(Element data from apps and pages)
>>>

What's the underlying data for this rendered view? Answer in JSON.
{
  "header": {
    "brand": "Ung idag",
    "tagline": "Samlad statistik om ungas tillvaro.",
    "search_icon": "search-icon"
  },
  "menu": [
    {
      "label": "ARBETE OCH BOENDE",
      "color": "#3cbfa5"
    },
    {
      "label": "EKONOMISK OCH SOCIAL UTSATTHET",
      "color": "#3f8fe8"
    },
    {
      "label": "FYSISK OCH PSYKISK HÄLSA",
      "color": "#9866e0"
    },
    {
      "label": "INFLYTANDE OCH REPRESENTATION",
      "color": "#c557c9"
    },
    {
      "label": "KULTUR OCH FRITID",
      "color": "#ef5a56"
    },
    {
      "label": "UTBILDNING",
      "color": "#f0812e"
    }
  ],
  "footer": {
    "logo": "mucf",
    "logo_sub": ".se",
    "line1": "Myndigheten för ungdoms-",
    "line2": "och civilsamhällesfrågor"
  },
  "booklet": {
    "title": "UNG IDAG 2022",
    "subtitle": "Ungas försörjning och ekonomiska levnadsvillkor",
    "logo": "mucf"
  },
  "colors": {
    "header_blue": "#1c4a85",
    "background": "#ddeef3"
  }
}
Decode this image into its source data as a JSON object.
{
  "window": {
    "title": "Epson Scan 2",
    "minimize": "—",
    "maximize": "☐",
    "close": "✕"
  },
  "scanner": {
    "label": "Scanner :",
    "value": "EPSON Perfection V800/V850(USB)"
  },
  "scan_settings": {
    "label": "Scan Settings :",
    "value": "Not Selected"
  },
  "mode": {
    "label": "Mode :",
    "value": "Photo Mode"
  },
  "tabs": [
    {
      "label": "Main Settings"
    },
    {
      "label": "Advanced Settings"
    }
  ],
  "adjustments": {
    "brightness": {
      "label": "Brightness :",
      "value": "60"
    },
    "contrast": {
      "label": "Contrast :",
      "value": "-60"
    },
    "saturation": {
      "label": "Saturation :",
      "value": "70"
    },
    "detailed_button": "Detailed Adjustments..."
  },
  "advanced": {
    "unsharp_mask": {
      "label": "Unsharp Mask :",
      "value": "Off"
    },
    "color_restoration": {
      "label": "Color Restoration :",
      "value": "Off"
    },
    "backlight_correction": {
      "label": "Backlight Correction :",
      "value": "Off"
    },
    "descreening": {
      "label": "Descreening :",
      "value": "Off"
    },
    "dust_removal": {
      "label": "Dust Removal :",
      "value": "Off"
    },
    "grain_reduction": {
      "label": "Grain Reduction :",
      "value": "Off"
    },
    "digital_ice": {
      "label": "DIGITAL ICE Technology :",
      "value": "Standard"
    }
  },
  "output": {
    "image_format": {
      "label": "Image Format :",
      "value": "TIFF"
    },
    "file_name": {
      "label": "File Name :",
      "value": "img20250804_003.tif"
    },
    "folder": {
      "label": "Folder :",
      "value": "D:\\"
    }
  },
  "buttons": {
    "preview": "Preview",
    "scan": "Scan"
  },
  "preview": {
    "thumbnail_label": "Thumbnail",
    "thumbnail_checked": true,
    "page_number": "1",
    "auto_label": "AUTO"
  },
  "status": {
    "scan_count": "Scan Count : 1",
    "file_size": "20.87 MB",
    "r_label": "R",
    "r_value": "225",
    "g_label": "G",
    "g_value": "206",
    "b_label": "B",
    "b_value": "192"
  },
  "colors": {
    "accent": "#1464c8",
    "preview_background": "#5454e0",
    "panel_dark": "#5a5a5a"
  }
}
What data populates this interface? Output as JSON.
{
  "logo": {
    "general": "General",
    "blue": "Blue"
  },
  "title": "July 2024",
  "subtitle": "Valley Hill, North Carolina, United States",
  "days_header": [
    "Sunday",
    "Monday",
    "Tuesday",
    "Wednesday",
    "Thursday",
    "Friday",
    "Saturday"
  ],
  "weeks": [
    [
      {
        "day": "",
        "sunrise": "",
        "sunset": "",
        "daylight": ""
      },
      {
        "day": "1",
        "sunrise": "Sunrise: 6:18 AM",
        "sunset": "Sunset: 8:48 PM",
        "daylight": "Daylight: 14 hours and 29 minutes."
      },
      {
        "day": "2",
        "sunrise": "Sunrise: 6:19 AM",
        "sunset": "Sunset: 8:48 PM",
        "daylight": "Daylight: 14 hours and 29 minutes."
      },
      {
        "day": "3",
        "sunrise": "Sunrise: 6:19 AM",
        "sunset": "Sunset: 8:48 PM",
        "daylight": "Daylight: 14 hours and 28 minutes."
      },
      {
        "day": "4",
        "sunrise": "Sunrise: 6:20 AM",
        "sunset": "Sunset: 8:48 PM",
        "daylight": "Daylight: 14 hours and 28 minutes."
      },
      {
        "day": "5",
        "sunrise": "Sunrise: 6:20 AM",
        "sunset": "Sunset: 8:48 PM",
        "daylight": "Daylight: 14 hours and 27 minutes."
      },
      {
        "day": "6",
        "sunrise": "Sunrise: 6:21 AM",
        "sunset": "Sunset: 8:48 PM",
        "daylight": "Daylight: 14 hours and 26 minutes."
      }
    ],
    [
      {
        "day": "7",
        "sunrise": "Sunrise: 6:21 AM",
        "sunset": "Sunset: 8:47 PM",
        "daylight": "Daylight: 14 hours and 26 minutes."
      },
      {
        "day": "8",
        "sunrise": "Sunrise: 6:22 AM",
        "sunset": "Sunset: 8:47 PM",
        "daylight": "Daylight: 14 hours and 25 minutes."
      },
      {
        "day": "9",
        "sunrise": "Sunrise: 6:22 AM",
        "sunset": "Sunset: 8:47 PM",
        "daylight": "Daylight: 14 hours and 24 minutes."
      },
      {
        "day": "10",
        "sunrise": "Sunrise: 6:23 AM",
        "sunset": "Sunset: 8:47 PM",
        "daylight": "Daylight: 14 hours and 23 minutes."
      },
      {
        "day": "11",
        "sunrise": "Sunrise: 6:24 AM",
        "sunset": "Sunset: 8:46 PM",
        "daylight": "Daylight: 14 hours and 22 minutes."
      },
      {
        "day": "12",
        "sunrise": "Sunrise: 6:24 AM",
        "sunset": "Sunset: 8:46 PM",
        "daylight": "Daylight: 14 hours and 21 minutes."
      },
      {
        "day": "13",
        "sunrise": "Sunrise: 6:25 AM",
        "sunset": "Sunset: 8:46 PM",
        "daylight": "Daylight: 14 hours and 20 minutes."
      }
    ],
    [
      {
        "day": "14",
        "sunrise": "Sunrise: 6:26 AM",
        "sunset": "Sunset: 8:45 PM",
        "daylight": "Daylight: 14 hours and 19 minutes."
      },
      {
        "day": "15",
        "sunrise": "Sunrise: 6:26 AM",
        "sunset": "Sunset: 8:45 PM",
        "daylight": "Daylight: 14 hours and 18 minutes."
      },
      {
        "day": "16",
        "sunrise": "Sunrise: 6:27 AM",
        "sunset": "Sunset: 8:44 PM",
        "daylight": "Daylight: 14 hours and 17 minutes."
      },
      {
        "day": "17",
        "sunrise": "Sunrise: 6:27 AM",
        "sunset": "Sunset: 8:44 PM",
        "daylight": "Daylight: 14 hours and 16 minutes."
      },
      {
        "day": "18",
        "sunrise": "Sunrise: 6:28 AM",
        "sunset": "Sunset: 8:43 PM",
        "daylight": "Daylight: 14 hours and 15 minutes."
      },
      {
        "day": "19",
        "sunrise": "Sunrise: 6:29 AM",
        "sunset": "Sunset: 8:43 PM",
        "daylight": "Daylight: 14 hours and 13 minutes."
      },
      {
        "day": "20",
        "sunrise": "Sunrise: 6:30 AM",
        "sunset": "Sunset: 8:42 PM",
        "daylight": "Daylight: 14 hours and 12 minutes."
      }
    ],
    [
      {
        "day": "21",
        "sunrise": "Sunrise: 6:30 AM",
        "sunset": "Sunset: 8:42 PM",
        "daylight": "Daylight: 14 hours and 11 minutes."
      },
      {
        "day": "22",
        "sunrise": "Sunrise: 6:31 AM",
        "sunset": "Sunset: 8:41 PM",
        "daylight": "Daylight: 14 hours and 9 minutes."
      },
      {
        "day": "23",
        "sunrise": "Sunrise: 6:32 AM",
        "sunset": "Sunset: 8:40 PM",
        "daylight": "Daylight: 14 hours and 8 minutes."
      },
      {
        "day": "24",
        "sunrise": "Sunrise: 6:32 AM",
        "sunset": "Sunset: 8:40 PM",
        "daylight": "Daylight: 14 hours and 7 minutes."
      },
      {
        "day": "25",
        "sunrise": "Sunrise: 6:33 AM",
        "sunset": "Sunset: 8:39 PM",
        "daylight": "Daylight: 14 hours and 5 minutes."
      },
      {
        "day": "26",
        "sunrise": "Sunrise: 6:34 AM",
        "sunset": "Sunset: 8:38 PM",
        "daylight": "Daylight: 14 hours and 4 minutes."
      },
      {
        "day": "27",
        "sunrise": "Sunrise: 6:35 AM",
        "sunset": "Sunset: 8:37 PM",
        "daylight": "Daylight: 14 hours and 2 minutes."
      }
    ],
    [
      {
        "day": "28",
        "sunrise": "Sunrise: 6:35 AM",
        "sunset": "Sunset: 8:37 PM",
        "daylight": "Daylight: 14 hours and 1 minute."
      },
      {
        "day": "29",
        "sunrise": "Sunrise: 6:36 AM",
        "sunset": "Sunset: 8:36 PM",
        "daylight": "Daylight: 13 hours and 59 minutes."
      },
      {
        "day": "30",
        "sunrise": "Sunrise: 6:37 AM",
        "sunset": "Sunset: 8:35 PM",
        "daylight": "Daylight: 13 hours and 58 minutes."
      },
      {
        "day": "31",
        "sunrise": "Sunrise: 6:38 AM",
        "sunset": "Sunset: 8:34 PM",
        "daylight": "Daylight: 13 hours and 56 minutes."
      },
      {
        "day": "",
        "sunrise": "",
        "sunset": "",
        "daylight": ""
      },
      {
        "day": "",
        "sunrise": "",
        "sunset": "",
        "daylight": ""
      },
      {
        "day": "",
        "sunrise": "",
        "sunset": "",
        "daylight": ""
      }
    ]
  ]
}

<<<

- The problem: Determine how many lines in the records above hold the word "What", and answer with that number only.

- Response: 2